### Information provided

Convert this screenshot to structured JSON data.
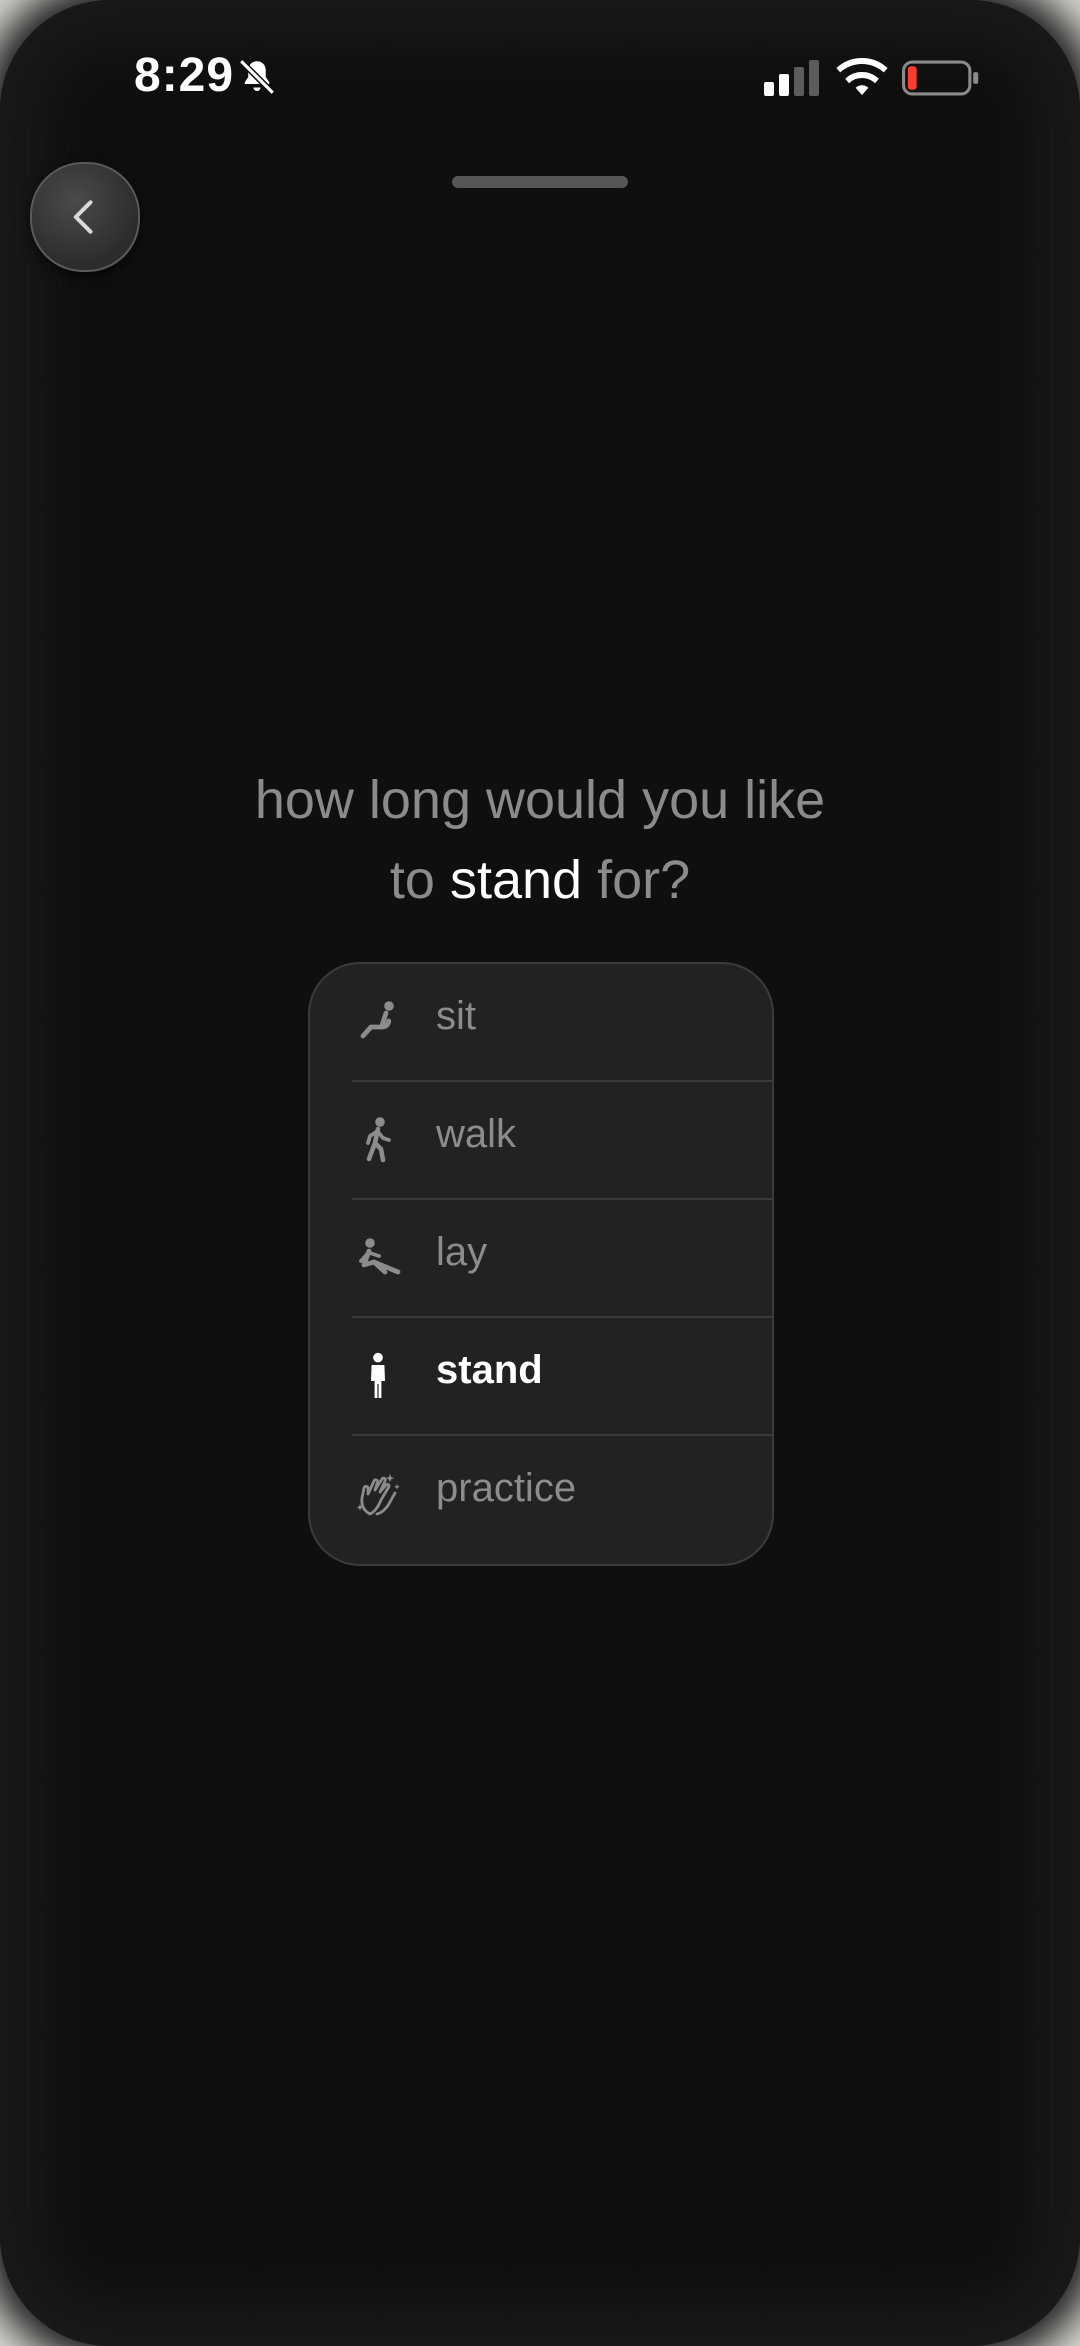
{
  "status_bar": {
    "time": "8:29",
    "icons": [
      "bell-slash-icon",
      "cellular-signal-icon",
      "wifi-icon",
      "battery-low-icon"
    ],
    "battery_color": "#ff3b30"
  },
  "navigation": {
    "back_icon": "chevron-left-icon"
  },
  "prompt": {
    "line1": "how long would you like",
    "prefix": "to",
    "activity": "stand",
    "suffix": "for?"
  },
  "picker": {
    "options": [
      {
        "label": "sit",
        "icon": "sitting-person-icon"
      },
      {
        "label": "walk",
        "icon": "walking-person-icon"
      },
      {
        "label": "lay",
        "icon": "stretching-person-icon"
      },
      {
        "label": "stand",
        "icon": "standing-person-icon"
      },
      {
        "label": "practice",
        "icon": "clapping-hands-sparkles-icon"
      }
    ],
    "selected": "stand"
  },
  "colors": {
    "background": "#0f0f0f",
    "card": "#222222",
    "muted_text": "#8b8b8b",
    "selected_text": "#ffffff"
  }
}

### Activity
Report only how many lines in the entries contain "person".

### Answer area
4